I entered graduate school at Baylor College of Medicine in August 2011 as part of the Integrative Molecular and Biomedical Sciences graduate program. After five rotations encompassing a broad range of topics from Bacillus anthracis (the causative agent of anthrax) to nociception in bacterially infected Drosophila melanogaster larvae, I finally joined a lab focused on the human microbiome. My thesis work was divided into three main categories: the human microbiome and health, the human microbiome in disease, and the human microbiome and death:
The Human Microbiome and Health-Nitrate Reducing Oral Bacteria and Cardiovascular Health
While the predominate opinion of nitrates and nitrites is negative due to animal studies with no epidemiological backing, my main thesis project emphasized the health benefits of dietary nitrate.
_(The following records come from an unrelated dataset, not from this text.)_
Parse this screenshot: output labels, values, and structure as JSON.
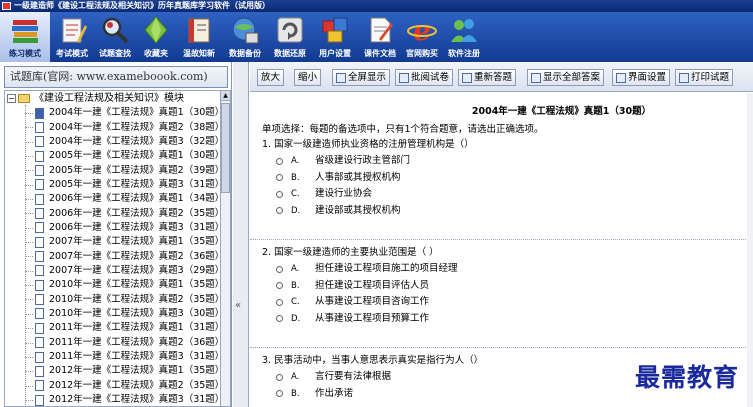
{
  "window": {
    "title": "一级建造师《建设工程法规及相关知识》历年真题库学习软件（试用版）"
  },
  "toolbar": {
    "items": [
      {
        "label": "练习模式",
        "icon": "books-icon",
        "active": true
      },
      {
        "label": "考试模式",
        "icon": "pencil-paper-icon"
      },
      {
        "label": "试题查找",
        "icon": "magnifier-icon"
      },
      {
        "label": "收藏夹",
        "icon": "diamond-icon"
      },
      {
        "label": "温故知新",
        "icon": "notebook-icon"
      },
      {
        "label": "数据备份",
        "icon": "globe-disk-icon"
      },
      {
        "label": "数据还原",
        "icon": "refresh-icon"
      },
      {
        "label": "用户设置",
        "icon": "settings-blocks-icon"
      },
      {
        "label": "课件文档",
        "icon": "document-icon"
      },
      {
        "label": "官网购买",
        "icon": "ie-browser-icon"
      },
      {
        "label": "软件注册",
        "icon": "users-icon"
      }
    ]
  },
  "left": {
    "header": "试题库(官网: www.exameboook.com)",
    "root": "《建设工程法规及相关知识》模块",
    "items": [
      "2004年一建《工程法规》真题1（30题）",
      "2004年一建《工程法规》真题2（38题）",
      "2004年一建《工程法规》真题3（32题）",
      "2005年一建《工程法规》真题1（30题）",
      "2005年一建《工程法规》真题2（39题）",
      "2005年一建《工程法规》真题3（31题）",
      "2006年一建《工程法规》真题1（34题）",
      "2006年一建《工程法规》真题2（35题）",
      "2006年一建《工程法规》真题3（31题）",
      "2007年一建《工程法规》真题1（35题）",
      "2007年一建《工程法规》真题2（36题）",
      "2007年一建《工程法规》真题3（29题）",
      "2010年一建《工程法规》真题1（35题）",
      "2010年一建《工程法规》真题2（35题）",
      "2010年一建《工程法规》真题3（30题）",
      "2011年一建《工程法规》真题1（31题）",
      "2011年一建《工程法规》真题2（36题）",
      "2011年一建《工程法规》真题3（31题）",
      "2012年一建《工程法规》真题1（35题）",
      "2012年一建《工程法规》真题2（35题）",
      "2012年一建《工程法规》真题3（31题）"
    ]
  },
  "rtoolbar": {
    "zoom_in": "放大",
    "zoom_out": "缩小",
    "fullscreen": "全屏显示",
    "grade": "批阅试卷",
    "redo": "重新答题",
    "show_answers": "显示全部答案",
    "ui_settings": "界面设置",
    "print": "打印试题"
  },
  "question_area": {
    "title": "2004年一建《工程法规》真题1（30题）",
    "instruction": "单项选择：每题的备选项中，只有1个符合题意，请选出正确选项。",
    "questions": [
      {
        "stem": "1. 国家一级建造师执业资格的注册管理机构是（）",
        "options": [
          {
            "letter": "A.",
            "text": "省级建设行政主管部门"
          },
          {
            "letter": "B.",
            "text": "人事部或其授权机构"
          },
          {
            "letter": "C.",
            "text": "建设行业协会"
          },
          {
            "letter": "D.",
            "text": "建设部或其授权机构"
          }
        ]
      },
      {
        "stem": "2. 国家一级建造师的主要执业范围是（ ）",
        "options": [
          {
            "letter": "A.",
            "text": "担任建设工程项目施工的项目经理"
          },
          {
            "letter": "B.",
            "text": "担任建设工程项目评估人员"
          },
          {
            "letter": "C.",
            "text": "从事建设工程项目咨询工作"
          },
          {
            "letter": "D.",
            "text": "从事建设工程项目预算工作"
          }
        ]
      },
      {
        "stem": "3. 民事活动中，当事人意思表示真实是指行为人（）",
        "options": [
          {
            "letter": "A.",
            "text": "言行要有法律根据"
          },
          {
            "letter": "B.",
            "text": "作出承诺"
          }
        ]
      }
    ]
  },
  "watermark": "最需教育",
  "colors": {
    "toolbar_blue": "#1f4fb0",
    "watermark": "#1a2a9c"
  }
}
The process is simple: you ingest nitrate, bacteria in your mouth break it down to nitrite, and the nitrite enters your blood stream where it can turn into nitric oxide when conditions are right. Nitric oxide is an incredibly important molecule for human health: it relaxes smooth muscle, dilates blood vessels, is toxic to pathogens, and is an important neurotransmitter, among many other physiological roles. Human cells can't turn nitrate into nitrite, emphasizing the role that oral microbes have in contributing nitric oxide -- with all it's benefits -- to human health.
My PhD work built upon previous studies suggesting a role for nitrate-reducing oral microbes in supporting cardiovascular health. Specifically, I sought to identify the major nitrate reducers and explore the possibility of using one as a probiotic of sorts to reduce blood pressure.
The Human Microbiome and Disease-The Pulmonary Microbiome of Children with Bronchiolitis
The stats are sobering: a large proportion of children less than two years of age that are admitted to the hospital with bronchiolitis develop wheezing -- and sometimes asthma -- later in life. Working with Jonathan Mansbach at Harvard School of Public Health, I explored whether bacteria in the lungs could be associated with the viruses that cause bronchiolitis as well as the potential to develop wheezing disorders later in life. The children in this cohort will be followed until 6 years of age, the age at which most who will develop asthma develop this condition, to get a better picture of the complex relationship between bacteria, viruses, and pulmonary disorders.
The Human Microbiome and Death-The Microbiome Associated with Human Decomposition
Through a collaboration with Drs. Aaron Lynne and Sibyl Bucheli-microbiologist and entomologist-at Sam Houston State University in Houston, TX, I was able to provide some of the very first available information about the microbial communities associated with human decomposition. Although animal models such as mice and pigs have been used for years to study mammalian decomposition, the microbial communities associated with decomposition remain a new endeavour in the field, and studies with human subjects are even rarer. Through collaboration with the Southeast Texas Applied Forensic Science Research Facility, a willed-donation center that enables researchers from various fields to study the forensics sciences, we studied how bacterial communities change across time during decomposition. Further work in collaboration with Dr. Rob Knight enabled the development of a method to predict time since death to +/- 3 day error using microbial community signatures.
As a postdoctoral researcher in Rob Knight's lab, I worked on both the environmental and human microbiomes.
The Environmental Microbiome:
When I first joint the Knight lab, I characterizde the microbial communities present in the sap (latex) of the Euphorbia plant with collaborators at Oak Crest Institute in Monrovia, CA and Huntington Gardens in Pasadena, CA. I also studied the effects of closed-space lifestyles on the microbiomes of humans and animals through three model systems: humans/pets and houses, captive Komodo dragons and their enclosures, and wild amphibians and their ponds -- discovering that closed environments limit the amount of bacterial diversity that we or an animal is exposed to -- with as yet unknown consequences.
The Human Microbiome:
I also had the privelege of continuing human decomposition studies that I had started as a graduate student at BCM, working closely with Dr. Jessican Metcalf, who previously lead the forensics microbiome work in the Knight lab. I also joined a project aiming to characterize the affects of vaginal ring drug delivery systems on the vaginal microbiome -- work crucial for testing the efficacy of a drug delivery system for HIV prevention in women.
Later, I managed the world's largest citizen science research project, the American Gut Project, working with a diverse team of bioinformaticians, wet lab personnel, graduate students, and post docs to keep the project running from day to day and to glean useful information from the swaths of data collected. The project provided amazing speaking opportunities and collaborations around the world, and also led to my selection as a Forbes 30 Under 30 in Science and Healthcare. It was through my interactions with project participants that I became inspired to join the effort to improve science communication to non-scientists, and in 2018 I became a full-time freelance science writer and scientific research and communication consultant.
For more details on these and other projects that I have been involved in, please visit my publications page.